3. Aim higher. Fredi stated that his team decided to compete against college teams, because they wanted to learn from the best. This is an example of setting genuinely high expectations in a powerful and meaningful context, and it motivated students to achieve. Simply tossing around terms like “higher standards”, “rigor”, etc. can and will NEVER accomplish this drive to succeed.

4. Thinking beats memorizing. Fredi stated, “Focus should be on process, not content. Google has all the content we need.” Memorizing facts is great for standardized tests, but thinking is great for real life tests. We continue to languish under a system that is a relic from the 19th century, when it was dictated that memorizing certain facts in 5 core areas made a person successful. Clearly we still aren’t thinking, or we would have seen the folly of this decades ago. As Roger Schank writes in Teaching Minds, “Memorization has nothing to do with learning, unless you want to become a singer.”

The most beautiful thing about hearing stories like that of Fredi and his students is how vividly they illustrate just what our kids can do when the opportunity is presented to them. When they can be in control of real, exciting, challenging learning experiences, barriers like poverty, language, ethnicity, family situations, etc. can be smashed as students rocket skyward. This is a useful reminder of what needs to drive me daily.

One last point. I noticed that Fredi never once mentioned his students’ test scores. Instead, he talked about his former kids’ engineering degrees, non-profit foundations, startup companies, and new families. He talked like a proud dad or friend. While it is practically impossible to precisely quantify the effects of the robotics program and Fredi on these student outcomes, it is reasonable to assume that the impact was far more significant than even the best test prep program has ever achieved. If we must have standards (The talking heads all say we do.), isn’t this the type of standard we should be judged by–the legacy and life-impact our classes have on our students?

Infographic: School Makerspace 1-2-3

Infographic I created to illustrate a sampling of the basic tools for starting a school makerspace from scratch without breaking the bank (at least not at first). Were I to expand on the idea, I’d include the need for ample space and volunteers or staff to mentor students and ensure safe activity in the makerspace.

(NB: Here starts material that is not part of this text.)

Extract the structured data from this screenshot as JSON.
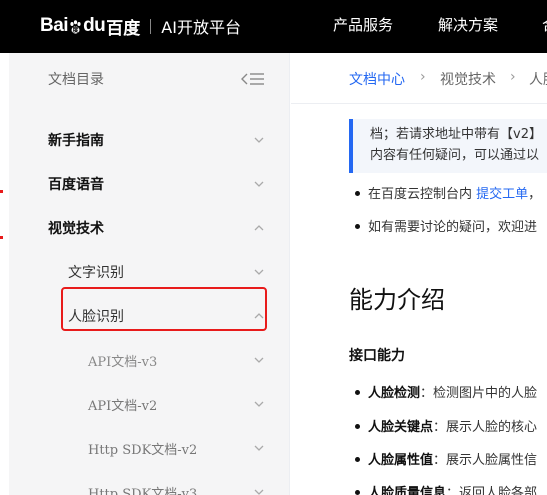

schoolmakerspace
easel.ly

The Maker Space Starter Kit

The latest Moss Free Show went up today, The Maker Space Starter Kit. I discuss inexpensive tools that can make up the raw materials to get a school or classroom maker space started.

Older posts Newer posts

© 2019 The Moss-Free Stone

Theme by Anders NorenUp ↑

Skip to toolbar